(Component data from apps and pages)
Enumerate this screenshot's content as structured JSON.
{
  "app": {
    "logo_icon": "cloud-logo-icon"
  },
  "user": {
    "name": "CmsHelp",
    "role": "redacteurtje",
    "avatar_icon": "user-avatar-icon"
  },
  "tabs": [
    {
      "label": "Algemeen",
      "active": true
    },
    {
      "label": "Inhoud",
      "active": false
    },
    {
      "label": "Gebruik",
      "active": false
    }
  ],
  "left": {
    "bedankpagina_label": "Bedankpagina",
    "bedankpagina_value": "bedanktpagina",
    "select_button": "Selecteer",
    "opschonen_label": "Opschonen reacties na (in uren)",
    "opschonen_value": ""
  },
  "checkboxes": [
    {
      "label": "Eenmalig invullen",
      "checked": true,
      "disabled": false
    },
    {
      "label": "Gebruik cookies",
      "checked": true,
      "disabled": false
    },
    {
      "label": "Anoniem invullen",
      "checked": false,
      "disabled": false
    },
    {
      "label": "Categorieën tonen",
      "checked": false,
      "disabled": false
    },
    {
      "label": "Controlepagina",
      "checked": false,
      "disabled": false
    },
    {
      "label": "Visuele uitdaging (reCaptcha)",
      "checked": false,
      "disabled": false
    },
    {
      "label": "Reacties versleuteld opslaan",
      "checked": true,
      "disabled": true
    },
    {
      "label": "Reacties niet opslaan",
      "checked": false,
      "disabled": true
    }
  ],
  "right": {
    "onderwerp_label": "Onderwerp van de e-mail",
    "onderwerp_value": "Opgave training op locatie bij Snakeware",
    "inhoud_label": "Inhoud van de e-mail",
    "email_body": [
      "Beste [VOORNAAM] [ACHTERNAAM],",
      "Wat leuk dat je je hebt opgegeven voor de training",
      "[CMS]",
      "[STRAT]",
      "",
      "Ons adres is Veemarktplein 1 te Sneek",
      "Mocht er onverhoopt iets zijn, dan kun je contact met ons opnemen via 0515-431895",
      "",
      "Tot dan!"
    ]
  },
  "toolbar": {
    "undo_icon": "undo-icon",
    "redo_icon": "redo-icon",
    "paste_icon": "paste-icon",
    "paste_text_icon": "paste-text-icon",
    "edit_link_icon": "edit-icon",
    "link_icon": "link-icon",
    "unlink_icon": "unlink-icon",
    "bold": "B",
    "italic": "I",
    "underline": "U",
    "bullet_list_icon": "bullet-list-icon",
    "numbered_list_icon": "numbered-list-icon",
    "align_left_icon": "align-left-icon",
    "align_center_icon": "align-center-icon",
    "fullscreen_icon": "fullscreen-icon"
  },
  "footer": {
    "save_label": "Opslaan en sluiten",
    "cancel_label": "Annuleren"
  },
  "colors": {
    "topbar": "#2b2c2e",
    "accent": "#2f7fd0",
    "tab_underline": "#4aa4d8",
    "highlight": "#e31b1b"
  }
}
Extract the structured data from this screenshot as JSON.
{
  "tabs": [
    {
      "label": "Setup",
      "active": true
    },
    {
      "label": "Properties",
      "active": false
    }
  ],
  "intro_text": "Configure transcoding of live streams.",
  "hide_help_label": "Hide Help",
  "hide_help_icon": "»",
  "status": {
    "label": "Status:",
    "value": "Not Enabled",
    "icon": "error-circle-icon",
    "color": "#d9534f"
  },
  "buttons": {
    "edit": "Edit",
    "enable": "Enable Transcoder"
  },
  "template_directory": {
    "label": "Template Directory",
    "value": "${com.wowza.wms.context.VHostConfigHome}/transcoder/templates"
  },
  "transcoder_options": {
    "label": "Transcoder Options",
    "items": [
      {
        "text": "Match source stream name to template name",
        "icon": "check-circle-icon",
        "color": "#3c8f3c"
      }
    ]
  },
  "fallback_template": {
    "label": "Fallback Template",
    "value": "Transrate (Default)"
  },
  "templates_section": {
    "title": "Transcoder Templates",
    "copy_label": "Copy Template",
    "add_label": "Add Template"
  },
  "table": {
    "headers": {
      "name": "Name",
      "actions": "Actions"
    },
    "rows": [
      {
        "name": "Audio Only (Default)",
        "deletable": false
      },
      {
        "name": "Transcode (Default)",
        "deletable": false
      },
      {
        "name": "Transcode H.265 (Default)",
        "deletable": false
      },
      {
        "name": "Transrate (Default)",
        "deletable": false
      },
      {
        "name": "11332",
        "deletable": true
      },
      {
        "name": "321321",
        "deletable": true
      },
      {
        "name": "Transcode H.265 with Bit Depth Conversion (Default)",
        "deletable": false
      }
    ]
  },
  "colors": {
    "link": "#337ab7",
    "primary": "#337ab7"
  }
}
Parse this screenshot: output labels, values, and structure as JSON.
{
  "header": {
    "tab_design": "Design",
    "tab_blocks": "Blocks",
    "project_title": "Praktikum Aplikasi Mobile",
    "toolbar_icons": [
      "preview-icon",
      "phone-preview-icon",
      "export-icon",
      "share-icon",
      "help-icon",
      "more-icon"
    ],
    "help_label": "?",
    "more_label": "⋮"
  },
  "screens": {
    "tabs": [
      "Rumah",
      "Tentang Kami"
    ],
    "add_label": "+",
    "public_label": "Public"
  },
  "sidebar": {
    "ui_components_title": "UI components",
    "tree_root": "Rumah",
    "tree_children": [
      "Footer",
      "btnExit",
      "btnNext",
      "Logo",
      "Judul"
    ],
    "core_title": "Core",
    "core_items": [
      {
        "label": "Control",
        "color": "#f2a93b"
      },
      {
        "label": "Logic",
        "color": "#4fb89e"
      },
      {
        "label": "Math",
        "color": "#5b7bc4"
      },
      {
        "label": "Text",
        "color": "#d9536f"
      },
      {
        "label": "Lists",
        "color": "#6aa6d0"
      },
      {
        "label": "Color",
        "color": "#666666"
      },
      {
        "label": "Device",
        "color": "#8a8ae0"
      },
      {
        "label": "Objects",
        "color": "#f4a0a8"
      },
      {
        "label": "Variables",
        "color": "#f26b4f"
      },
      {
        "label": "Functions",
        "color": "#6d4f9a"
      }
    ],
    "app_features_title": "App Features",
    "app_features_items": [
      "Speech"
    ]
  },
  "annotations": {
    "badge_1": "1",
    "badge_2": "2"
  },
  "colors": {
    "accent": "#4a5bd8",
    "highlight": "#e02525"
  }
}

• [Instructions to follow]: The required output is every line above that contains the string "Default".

• [Task output]:
    "value": "Transrate (Default)"
        "name": "Audio Only (Default)",
        "name": "Transcode (Default)",
        "name": "Transcode H.265 (Default)",
        "name": "Transrate (Default)",
        "name": "Transcode H.265 with Bit Depth Conversion (Default)",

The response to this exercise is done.